“Fun. Foremost, wine is fun. Beyond that, some new knowledge about wine producers and their personalities,” says Mike Bennie, wine writer and one of the organisers of Rootstock, on what the average person should aim to gain at the festival.
Rootstock, a one-day event tagged as a 'sustainable, artisan wine and food festival', sounds far more niche than it really is. “‘Sustainable’ and ‘artisan’ was a way for us to let people know that the theme of our event tended to smaller fine wine producers who farm their own land and use organics and no chemicals in their winemaking,” says Bennie. Really it’s an insight into and celebration of sustainability and small producers.
Acknowledging that the definitions of natural, biodynamic and the like tend to be hotly debated, there’s an obvious difficulty in creating a festival around such a concept. “That's why we wrote our own manifesto, saying what's important to us and that these basics need to be followed in order to be part of Rootstock. [For] example, no chemicals and exclusive use of indigenous yeasts...” says Giorgio De Maria of 121BC, also at the helm of Rootstock.
It’s not about shutting people out, but rather, dissolving a divide. “‘Natural wine’ as a term tends to draw a line in the sand – an us and them feeling which we wanted to avoid,” says De Maria. “Instead, we hope that by tasting wines from the line-up of producers, people can get to know more about their philosophies on wine and farming.”
There is a true sentimentality and emotion tied to the very concept of food and wine here. De Maria muses that his hope for the average attendee is to “experience a flavour that blows his mind away…or that [makes] him cry because it reminds him of a specific experience in his childhood”. And with such an array of passionate providores to stir you, maybe that’s not so out of the question.
Marketplace and Music
It would be unusual for a food festival to forgo a market. Rootstock delivers exactly that and then some, including bread, fresh produce and even beer. But the market will also boast stalls from the likes of Hartsyard, Kitchen by Mike, Sample Coffee, Reuben Hills and Three Blue Ducks, among others. You could hazard a guess that it's not quite your typical market fare. Bluejuice will perform a free set, adding to the upbeat vibe. But a more conceptual piece called Sounding Terroir will intriguingly “challenge the orthodoxy of terroir” by means of a layered musical composition.

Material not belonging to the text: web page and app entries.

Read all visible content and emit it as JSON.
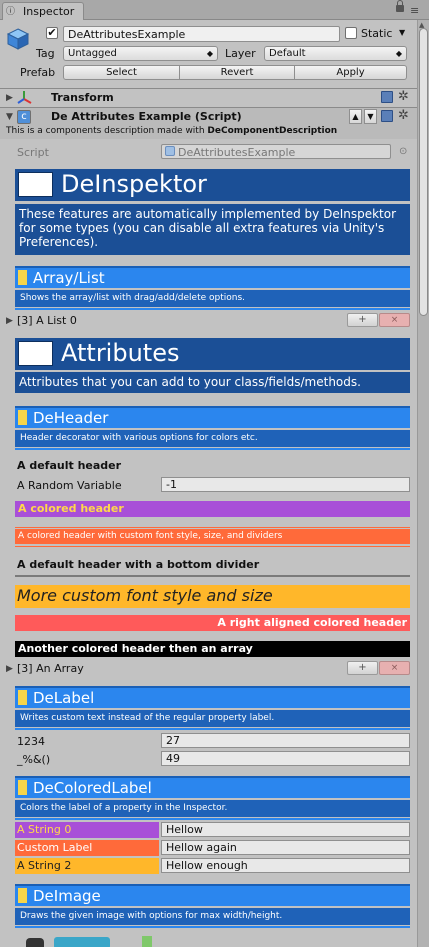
{
  "window": {
    "tab_title": "Inspector",
    "tab_glyph": "ⓘ",
    "menu_glyph": "≡"
  },
  "header": {
    "object_name": "DeAttributesExample",
    "active_check": "✔",
    "static_label": "Static",
    "tag_label": "Tag",
    "tag_value": "Untagged",
    "layer_label": "Layer",
    "layer_value": "Default",
    "prefab_label": "Prefab",
    "select_btn": "Select",
    "revert_btn": "Revert",
    "apply_btn": "Apply"
  },
  "glyphs": {
    "fold_right": "▶",
    "fold_down": "▼",
    "up": "▲",
    "down": "▼",
    "drop": "▼",
    "gear": "✲",
    "file": "c",
    "small_up": "▲"
  },
  "transform": {
    "label": "Transform"
  },
  "script_component": {
    "title": "De Attributes Example (Script)",
    "desc_prefix": "This is a components description made with ",
    "desc_bold": "DeComponentDescription",
    "script_label": "Script",
    "script_value": "DeAttributesExample",
    "picker_glyph": "⊙"
  },
  "deinspektor": {
    "title": "DeInspektor",
    "desc": "These features are automatically implemented by DeInspektor for some types (you can disable all extra features via Unity's Preferences)."
  },
  "array_list": {
    "title": "Array/List",
    "desc": "Shows the array/list with drag/add/delete options.",
    "row_label": "[3] A List 0",
    "add": "+",
    "del": "×"
  },
  "attributes": {
    "title": "Attributes",
    "desc": "Attributes that you can add to your class/fields/methods."
  },
  "deheader": {
    "title": "DeHeader",
    "desc": "Header decorator with various options for colors etc.",
    "default_header": "A default header",
    "random_label": "A Random Variable",
    "random_value": "-1",
    "colored_header": "A colored header",
    "custom_style_header": "A colored header with custom font style, size, and dividers",
    "bottom_divider_header": "A default header with a bottom divider",
    "custom_font_header": "More custom font style and size",
    "right_aligned_header": "A right aligned colored header",
    "array_header": "Another colored header then an array",
    "array_row": "[3] An Array",
    "add": "+",
    "del": "×"
  },
  "delabel": {
    "title": "DeLabel",
    "desc": "Writes custom text instead of the regular property label.",
    "rows": [
      {
        "label": "1234",
        "value": "27"
      },
      {
        "label": "_%&()",
        "value": "49"
      }
    ]
  },
  "decoloredlabel": {
    "title": "DeColoredLabel",
    "desc": "Colors the label of a property in the Inspector.",
    "rows": [
      {
        "label": "A String 0",
        "value": "Hellow",
        "color": "#a84fd8"
      },
      {
        "label": "Custom Label",
        "value": "Hellow again",
        "color": "#ff6a3a"
      },
      {
        "label": "A String 2",
        "value": "Hellow enough",
        "color": "#ffb72a"
      }
    ]
  },
  "deimage": {
    "title": "DeImage",
    "desc": "Draws the given image with options for max width/height."
  },
  "colors": {
    "dark_blue": "#1b4f96",
    "light_blue": "#2b86ee",
    "purple": "#a84fd8",
    "orange": "#ff6a3a",
    "yellow": "#ffb72a",
    "red": "#ff5a5a",
    "black": "#000000"
  }
}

Wine Festival and Orange Bar
The Wine Festival portion may be ticketed at $40 (discounted if you buy online rather than at the door) but it includes tastings with more than 30 producers, so it’s really not too shabby if you can pace yourself. However, for those unwilling to commit to more than a glass: Orange Bar will be like channel surfing through varieties of extended skin contact whites. Served by the glass, the list and sommeliers will rotate throughout the day, giving you a little bit too much incentive to pop in several times just to make sure you haven't missed anything. Orange Bar is open from 11am to 7pm, so plan your day-drinking accordingly.
The Masterclasses are for the real wine enthusiasts, hosted by a host of wine identities. The classes are divided into themes of food and wine, and producing wine. Tickets are limited so make sure to book ahead. Each 45 minute class is $30 including wine and is an invaluable way to get your viticulture and oenology geek on.
Splash out with a ticket to end the day at the long table dinner. It’s a communal celebration of good food and wine, involving five courses served up by four chefs from restaurants championing produce-centric dishes: Luke Burgess from Hobart’s Garagistes, Ben Greeno from momofuku seiobo, O Tama Carey from Berta and Mat Lindsay from the yet-to-be-opened Ester Restaurant & Bar. Of course, it’s the kind of dinner that warrants nine different wines.
Rootstock is on Sunday February 17 at the Italian Forum Cultural Centre, Norton Street, Leichhardt.
Wine Festival: 10am–5pm
Masterclasses: From 11am
Orange Bar: 11am–7pm
Dinner: From 7pm